The wolves were in a particularly weak position at this point, as several environmental groups had just attempted to cut a settlement deal to remove ESA protections from wolves. Molloy refused to accept that settlement—on two main grounds. First, Malloy had already ruled that the 2009 delisting was legally flawed, and declined to go back on that ruling. Second, the settlement wouldn’t satisfy all the parties, especially the four environmental groups which, represented by Tutchton, rightly wanted to keep their original court victory.
Immediately after Judge Molloy’s ruling against the delisting scheme, Montana’s Senator Tester started talking about delisting wolves as part of his political campaign. Tester, a cattle rancher, is battling Rep. Denny Rehberg (R, MT) in the upcoming 2012 election, and apparently thinks the state’s biggest wolf-hater will garner the most votes.Congressional leaders and the White House gambled that wolf hunting might save Tester’s seat in the Senate, so with a wink and nod, the rider had few votes to slow it down.
As noted above, 10 of the 14 plaintiff groups that sued Interior Secretary Ken Salazar and theU.S. Fish & Wildlife Service to block them from delisting wolves made a strange decision in March 2011. The moved to settle the lawsuit, and place wolves under state management in Idaho and Montana. This would have exposed wolves in two states to public hunts. The groups said such a settlement would protect more wolves than a delisting that eliminates wolf protections in five states.

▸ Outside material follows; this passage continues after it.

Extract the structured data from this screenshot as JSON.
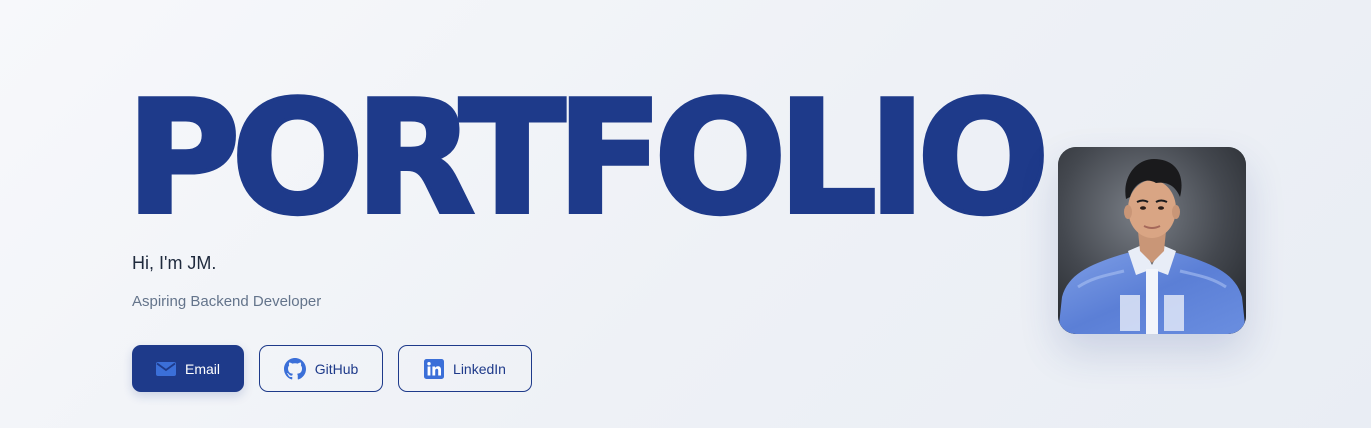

Most oddly of all, the ten groups claimed anti-wolf sentiment would grow if they held the line. They were offering political (not ecological) reasons to compromise. How could “anti-wolf sentiment” get any worse? Idaho’s Gov. Butch Otter already claims “respect” can be the same as “hate” for wolves, and has boasted about joining a wolf trophy hunt.Judge Molloy sided with the four non-settling parties and rejected the settlement on the day Tester and Simpson imposed the wolf rider.
A week later, on April 14th, Congress, as expected, approved the budget deal, including the rider that directs Ken Salazar to reinstate the 2009 decision that delists wolves in five states: Idaho, Montana, Washington, Utah and Oregon. Wyoming is expected to follow.“This is more than a victory for Montana,” chirped Tester, who chairs the Congressional Sportsmen’s Caucus, “and it’s what’s right for the wolves themselves.”Denise Boggs, the Executive Director of the Montana-based Conservation Congress, has a sobering view of Tester: “He’s a consummate liar who has gone back on virtually every environmental promise he made while unning for the Senate.”Attorney Jay Tutchton warns that once Obama signs the bill, the U.S. Fish & Wildlife Service will re-publish its 2009 delisting rule in the Federal Register and then that rule delisting wolves will be in effect.
Ask not why Congressional leaders felt they had read the tea leaves on how environmentalists would react to their reckless, revolting deal-making that preserved the wolf rider in the 2011 budget. Ten groups — a few of them extremely wealthy - showed their disinterest in wrangling with Congress, crafting an unnecessary “settlement” to heave wolves to hunters in Montana and Idaho.